There is an old saying that when you buy a property, location isn’t just the most important thing, it’s also the second and third most important. But is this the case when you are buying a property for rental purposes?
Let me ask you a question? Would you prefer to have a property in a good location with a bad tenant; or a property in not such a good a location with a great tenant?
If you ask a seasoned and successful property investor they will tell you that finding a quality tenant is more important than the location of the property every time.
First-time property investors tend to spend too much time on the property and not enough time finding the right tenant. That is someone who will pay the rent on time and take care of the property as if it was their own.
Property investors who get lazy and don’t invest as much time in securing the right tenant or who simply look for a guaranteed monthly income for a fixed period of time may discover only too late that they have the tenant from hell. That is someone who doesn’t pay the rent, neglects the property or even both.
Many landlords have admitted to me over the years that the latter scenario has occurred with their rental properties.
Without a doubt it is difficult to hold out for and find the right tenant to move in, but, let me tell you it is far easier than trying to get a bad tenant to move out.
A recent survey conducted by an on-line leasing agency discovered that 60 per cent of landlords and property managers said that finding the right tenant was the most challenging aspect with Buy-to-Let properties, however, it is the most important.
Perhaps you are what is termed an “accidental landlord” where you must rent out all or some of your own property to meet mortgage repayments. Or maybe you are thinking of buying a property to rent as an investment.
Let’s take a look at how you should go about being a landlord. We’ll start with the top priority - the Law.
Before you even start to look for a tenant, familiarise yourself with the legislation governing the rights and obligations of private rented accommodation.

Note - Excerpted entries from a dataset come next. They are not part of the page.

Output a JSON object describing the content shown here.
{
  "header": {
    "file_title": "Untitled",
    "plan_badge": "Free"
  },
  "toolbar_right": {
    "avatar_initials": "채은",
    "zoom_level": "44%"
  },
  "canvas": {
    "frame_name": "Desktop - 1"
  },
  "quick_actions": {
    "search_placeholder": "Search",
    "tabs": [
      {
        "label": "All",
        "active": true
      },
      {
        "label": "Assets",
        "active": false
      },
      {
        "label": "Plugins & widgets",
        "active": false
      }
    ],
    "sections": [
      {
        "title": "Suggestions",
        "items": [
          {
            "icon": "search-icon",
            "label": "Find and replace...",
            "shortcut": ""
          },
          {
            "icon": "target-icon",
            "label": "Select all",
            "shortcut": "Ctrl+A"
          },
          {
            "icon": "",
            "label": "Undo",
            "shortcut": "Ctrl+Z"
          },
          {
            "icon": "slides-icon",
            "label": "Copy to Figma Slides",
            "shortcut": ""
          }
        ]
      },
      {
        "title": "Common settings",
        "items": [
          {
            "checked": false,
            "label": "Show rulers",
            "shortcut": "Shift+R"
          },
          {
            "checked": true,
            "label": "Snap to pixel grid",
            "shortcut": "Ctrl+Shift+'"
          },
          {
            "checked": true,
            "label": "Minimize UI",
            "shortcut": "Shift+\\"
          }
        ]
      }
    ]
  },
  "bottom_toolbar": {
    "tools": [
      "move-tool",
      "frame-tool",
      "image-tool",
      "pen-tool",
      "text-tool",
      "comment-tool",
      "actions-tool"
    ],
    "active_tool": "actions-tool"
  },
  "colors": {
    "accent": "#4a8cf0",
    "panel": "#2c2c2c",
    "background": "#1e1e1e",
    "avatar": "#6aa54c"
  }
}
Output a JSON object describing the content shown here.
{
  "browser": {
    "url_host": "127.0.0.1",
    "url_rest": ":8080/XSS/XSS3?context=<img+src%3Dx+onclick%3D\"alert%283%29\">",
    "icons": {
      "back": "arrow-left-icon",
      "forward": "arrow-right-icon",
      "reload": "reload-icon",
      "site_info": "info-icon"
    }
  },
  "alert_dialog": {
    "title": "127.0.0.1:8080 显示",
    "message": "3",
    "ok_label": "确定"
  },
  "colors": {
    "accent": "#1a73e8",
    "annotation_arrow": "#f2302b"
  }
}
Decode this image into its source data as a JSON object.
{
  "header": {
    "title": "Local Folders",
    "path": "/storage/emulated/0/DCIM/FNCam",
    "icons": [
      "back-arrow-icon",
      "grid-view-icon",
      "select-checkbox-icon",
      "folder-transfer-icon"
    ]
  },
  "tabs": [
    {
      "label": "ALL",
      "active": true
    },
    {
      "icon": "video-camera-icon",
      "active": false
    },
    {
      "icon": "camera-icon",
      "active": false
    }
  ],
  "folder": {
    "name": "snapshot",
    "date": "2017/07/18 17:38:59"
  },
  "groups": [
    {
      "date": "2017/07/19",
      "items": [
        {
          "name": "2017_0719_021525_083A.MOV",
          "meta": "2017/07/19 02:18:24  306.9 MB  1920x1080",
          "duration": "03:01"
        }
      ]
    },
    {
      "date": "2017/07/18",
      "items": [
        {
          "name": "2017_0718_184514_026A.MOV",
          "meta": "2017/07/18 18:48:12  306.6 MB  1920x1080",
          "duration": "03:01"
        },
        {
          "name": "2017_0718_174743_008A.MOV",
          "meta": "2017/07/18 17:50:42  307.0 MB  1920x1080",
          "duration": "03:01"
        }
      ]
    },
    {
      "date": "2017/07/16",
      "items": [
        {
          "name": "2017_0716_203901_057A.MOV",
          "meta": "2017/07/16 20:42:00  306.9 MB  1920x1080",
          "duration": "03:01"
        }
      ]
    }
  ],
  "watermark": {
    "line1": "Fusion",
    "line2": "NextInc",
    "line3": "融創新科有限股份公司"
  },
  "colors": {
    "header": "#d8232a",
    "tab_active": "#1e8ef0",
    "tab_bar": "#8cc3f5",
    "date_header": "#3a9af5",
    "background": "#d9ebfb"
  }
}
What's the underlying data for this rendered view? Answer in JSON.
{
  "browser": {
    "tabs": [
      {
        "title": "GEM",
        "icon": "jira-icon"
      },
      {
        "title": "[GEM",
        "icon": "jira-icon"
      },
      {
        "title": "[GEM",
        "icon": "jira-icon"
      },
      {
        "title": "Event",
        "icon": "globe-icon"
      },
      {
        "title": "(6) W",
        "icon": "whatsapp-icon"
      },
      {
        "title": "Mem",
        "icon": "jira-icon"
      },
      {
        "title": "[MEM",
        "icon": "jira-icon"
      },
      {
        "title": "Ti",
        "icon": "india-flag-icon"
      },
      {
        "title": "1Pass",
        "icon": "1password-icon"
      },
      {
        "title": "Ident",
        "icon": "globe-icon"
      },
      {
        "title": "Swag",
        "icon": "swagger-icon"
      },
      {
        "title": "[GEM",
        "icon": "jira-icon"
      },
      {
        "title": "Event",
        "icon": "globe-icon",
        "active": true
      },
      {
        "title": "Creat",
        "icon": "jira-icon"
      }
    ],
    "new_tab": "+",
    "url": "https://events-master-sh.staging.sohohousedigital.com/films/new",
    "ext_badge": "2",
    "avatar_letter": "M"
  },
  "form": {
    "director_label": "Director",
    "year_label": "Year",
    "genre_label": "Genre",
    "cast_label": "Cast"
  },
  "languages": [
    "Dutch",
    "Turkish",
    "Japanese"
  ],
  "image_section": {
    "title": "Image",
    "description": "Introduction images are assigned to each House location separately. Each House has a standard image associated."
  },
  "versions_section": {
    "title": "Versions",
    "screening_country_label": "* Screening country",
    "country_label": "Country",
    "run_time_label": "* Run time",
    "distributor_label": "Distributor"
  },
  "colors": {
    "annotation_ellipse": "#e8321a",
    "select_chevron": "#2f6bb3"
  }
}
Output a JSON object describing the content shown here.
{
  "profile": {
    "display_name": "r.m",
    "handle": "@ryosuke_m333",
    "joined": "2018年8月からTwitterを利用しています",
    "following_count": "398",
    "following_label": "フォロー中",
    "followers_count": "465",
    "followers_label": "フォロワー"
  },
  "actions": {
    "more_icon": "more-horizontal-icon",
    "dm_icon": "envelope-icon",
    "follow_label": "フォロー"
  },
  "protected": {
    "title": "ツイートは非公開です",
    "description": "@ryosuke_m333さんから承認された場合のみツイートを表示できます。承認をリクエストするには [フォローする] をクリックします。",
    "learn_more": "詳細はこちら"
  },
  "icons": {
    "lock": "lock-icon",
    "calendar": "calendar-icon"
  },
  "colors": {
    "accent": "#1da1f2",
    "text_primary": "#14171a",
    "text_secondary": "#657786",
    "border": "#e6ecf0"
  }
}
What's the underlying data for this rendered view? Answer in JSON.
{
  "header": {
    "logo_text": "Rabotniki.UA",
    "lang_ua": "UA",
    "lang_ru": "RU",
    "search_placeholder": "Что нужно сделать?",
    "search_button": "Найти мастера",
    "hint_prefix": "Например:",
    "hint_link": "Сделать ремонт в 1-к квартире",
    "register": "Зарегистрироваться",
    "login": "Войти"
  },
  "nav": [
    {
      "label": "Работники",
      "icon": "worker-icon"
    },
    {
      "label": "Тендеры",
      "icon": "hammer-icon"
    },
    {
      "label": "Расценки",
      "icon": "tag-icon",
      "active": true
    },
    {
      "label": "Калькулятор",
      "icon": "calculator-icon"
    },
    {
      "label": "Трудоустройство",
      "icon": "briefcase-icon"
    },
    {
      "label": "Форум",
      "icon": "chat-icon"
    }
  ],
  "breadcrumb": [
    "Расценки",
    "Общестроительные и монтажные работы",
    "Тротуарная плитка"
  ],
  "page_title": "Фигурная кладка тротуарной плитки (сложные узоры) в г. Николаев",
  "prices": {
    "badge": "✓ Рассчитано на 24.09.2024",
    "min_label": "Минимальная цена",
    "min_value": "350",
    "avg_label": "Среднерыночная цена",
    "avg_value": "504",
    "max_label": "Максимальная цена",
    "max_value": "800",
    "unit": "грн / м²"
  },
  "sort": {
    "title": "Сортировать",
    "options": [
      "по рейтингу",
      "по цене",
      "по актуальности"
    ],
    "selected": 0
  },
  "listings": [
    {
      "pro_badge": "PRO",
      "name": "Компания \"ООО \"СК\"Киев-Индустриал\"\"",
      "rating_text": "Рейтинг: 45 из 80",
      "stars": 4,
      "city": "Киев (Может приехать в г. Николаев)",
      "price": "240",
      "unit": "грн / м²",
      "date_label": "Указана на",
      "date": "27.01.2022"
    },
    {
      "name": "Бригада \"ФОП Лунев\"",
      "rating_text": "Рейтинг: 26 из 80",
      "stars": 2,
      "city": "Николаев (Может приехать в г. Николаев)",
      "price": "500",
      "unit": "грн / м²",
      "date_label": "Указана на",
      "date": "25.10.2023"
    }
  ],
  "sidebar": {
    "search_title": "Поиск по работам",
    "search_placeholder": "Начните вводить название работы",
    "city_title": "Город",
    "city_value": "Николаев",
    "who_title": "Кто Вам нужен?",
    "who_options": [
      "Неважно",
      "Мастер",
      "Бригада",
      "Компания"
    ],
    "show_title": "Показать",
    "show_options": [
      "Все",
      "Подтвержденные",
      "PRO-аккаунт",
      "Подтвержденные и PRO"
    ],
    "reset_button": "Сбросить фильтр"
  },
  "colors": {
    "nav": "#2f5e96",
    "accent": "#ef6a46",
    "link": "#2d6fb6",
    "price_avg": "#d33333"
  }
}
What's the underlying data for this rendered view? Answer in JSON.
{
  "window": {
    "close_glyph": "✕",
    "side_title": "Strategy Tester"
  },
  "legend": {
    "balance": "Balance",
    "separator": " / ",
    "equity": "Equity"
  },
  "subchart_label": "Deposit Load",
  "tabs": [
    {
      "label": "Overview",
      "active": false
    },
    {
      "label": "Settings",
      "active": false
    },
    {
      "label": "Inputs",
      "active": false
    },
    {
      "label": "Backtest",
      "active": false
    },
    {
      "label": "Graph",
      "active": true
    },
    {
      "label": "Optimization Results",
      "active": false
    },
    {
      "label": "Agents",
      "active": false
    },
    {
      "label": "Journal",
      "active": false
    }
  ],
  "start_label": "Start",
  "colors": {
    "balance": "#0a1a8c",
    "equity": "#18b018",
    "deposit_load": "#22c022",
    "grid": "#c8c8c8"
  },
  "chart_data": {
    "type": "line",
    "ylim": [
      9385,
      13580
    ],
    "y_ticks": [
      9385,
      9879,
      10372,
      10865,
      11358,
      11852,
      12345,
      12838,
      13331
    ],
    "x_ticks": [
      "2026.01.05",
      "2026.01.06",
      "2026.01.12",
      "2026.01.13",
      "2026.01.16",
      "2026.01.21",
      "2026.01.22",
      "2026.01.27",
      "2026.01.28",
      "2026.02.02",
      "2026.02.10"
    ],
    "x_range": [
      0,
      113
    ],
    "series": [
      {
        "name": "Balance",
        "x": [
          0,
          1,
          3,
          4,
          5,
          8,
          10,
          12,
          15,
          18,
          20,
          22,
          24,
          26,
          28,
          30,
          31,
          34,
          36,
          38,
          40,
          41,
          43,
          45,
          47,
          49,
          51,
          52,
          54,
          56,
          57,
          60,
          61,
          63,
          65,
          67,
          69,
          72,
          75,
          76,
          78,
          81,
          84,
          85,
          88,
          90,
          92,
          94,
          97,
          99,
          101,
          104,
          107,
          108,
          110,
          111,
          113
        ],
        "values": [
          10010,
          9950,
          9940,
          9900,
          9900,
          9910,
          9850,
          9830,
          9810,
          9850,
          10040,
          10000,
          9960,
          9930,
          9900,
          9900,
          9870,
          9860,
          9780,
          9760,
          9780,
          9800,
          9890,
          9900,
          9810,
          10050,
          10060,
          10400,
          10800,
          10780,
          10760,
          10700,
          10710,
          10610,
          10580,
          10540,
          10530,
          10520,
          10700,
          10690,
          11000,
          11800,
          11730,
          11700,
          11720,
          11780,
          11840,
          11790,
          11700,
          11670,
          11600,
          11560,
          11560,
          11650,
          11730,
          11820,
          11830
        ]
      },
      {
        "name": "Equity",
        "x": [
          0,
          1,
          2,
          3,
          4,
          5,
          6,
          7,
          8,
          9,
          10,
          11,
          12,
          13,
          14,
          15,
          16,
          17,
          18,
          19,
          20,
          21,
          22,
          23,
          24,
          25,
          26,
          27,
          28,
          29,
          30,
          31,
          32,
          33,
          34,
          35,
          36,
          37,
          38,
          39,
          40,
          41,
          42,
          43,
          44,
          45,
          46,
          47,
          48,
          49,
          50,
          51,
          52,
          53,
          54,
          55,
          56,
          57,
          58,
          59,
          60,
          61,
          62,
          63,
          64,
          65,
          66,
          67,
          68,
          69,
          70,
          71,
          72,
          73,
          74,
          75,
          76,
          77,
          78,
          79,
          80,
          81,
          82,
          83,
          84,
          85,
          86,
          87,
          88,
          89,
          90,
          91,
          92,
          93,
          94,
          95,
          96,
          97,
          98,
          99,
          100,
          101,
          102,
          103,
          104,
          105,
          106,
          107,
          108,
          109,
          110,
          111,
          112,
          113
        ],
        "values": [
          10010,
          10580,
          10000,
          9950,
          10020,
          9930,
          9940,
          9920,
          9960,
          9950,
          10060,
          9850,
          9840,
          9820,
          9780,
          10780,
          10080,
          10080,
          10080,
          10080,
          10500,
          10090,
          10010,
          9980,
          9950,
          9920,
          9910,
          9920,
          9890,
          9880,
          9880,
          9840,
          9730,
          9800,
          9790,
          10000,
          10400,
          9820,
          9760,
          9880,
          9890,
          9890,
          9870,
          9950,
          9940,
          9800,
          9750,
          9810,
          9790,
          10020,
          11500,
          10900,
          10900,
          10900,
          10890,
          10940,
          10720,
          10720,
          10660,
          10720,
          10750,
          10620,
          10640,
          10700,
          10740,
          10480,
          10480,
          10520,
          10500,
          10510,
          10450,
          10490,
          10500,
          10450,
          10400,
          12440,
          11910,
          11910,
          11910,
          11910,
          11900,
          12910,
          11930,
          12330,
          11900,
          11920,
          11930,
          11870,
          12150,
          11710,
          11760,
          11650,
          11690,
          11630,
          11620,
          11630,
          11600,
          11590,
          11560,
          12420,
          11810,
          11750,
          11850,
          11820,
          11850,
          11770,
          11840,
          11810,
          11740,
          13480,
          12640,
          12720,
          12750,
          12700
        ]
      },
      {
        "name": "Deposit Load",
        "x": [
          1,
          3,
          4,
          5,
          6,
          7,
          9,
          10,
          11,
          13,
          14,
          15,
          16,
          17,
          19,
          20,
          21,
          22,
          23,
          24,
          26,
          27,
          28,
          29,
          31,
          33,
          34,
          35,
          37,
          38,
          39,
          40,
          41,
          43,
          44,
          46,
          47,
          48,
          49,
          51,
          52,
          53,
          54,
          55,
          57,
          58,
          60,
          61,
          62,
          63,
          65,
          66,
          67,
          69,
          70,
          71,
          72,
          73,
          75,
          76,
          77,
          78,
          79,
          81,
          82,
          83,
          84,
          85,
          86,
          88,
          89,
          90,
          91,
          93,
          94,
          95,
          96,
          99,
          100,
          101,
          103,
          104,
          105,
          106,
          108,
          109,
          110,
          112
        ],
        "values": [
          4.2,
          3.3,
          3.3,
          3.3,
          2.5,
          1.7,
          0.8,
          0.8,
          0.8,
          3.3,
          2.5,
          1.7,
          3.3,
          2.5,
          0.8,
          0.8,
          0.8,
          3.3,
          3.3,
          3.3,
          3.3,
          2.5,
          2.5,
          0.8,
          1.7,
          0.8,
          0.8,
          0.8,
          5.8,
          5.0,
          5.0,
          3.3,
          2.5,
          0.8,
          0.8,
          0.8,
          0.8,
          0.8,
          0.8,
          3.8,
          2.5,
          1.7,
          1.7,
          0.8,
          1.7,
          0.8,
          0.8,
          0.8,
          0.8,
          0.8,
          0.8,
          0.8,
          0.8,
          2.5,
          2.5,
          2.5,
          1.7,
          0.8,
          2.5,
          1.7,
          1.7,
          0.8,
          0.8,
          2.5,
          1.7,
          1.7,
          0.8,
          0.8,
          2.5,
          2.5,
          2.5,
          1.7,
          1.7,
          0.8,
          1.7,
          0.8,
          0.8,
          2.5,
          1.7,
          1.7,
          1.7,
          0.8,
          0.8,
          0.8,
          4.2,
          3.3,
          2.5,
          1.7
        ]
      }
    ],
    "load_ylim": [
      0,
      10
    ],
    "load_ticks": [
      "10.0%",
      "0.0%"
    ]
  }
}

This is set down in the Landlord and Tenants Acts 1967–1994 and the Residential Tenancies Act 2004.
As a landlord you have many rights for example you have the right to set the rate of rent and receive it on the date it is due. You can review the rent annually and terminate a tenancy during the first six months without giving a reason. You also have the right to refer disputes to the Private Residential Tenancies Board (PRTB).
It is one thing knowing your own rights but you must be aware of the tenant’s, for example a landlord does not have permission to enter a tenant’s home without prior arrangement. A landlord may not take or retain a tenant’s property even if they have not paid the rent and they cannot charge more than the market rate for the property.
There are many other rights and obligations you have as a landlord so please familiarise yourself with what they are first.
Another important factor is knowing and understanding what constitutes discrimination. Whilst you may have some leeway in asking for tenants that don’t smoke or not allowing them have pets, you cannot discriminate against potential tenants on grounds of gender, civil status, family status, sexual orientation, religion, age, disability, race or membership of the Traveller community.
So now with the legal aspect studied you are ready to meet prospective tenants in person. I believe this is of the utmost importance because any of the successful landlords I know are very much the Hands-on type who meet with tenants themselves.
There is no hard rule about what the ideal tenant should look like, however, if they don’t take personal hygiene or their appearance seriously when meeting you, then it follows that there is a high chance that they won’t take much better care of your property than they do themselves. Regardless of what they look like go with your gut instinct, if there is something not quite right, then move on to the next person.
When you meet prospective tenants don’t be afraid to ask the right questions such as: How long have you lived at your current address? Why are you leaving that property? It is perfectly acceptable to request a written reference from their current landlord and it is not a bad idea to speak with them to ask if the prospective tenant took good care of their property.
One landlord I know of goes as far as visiting the property they are moving from - with the consent of the prospective tenant - and he says that the state of that property is indicative of how they will take care of yours.
Some landlords I have spoken to also ask to speak with the employers of the tenants simply to verify that they still work there.
The work doesn’t stop after you have secured the right tenant. Next comes the decision of self-managing or employing the services of a property management company.
Many landlords swear by managing it themselves because it is a great way for them to make sure the property is being taken care of. Going there, the old fashioned way, once a month to collect the rent ensures that they can visually inspect their holding.
This is time consuming but worth it every time as it takes far more time to make repairs to your property if you haven’t checked on your house in months only to find out too late that the property wasn’t looked after.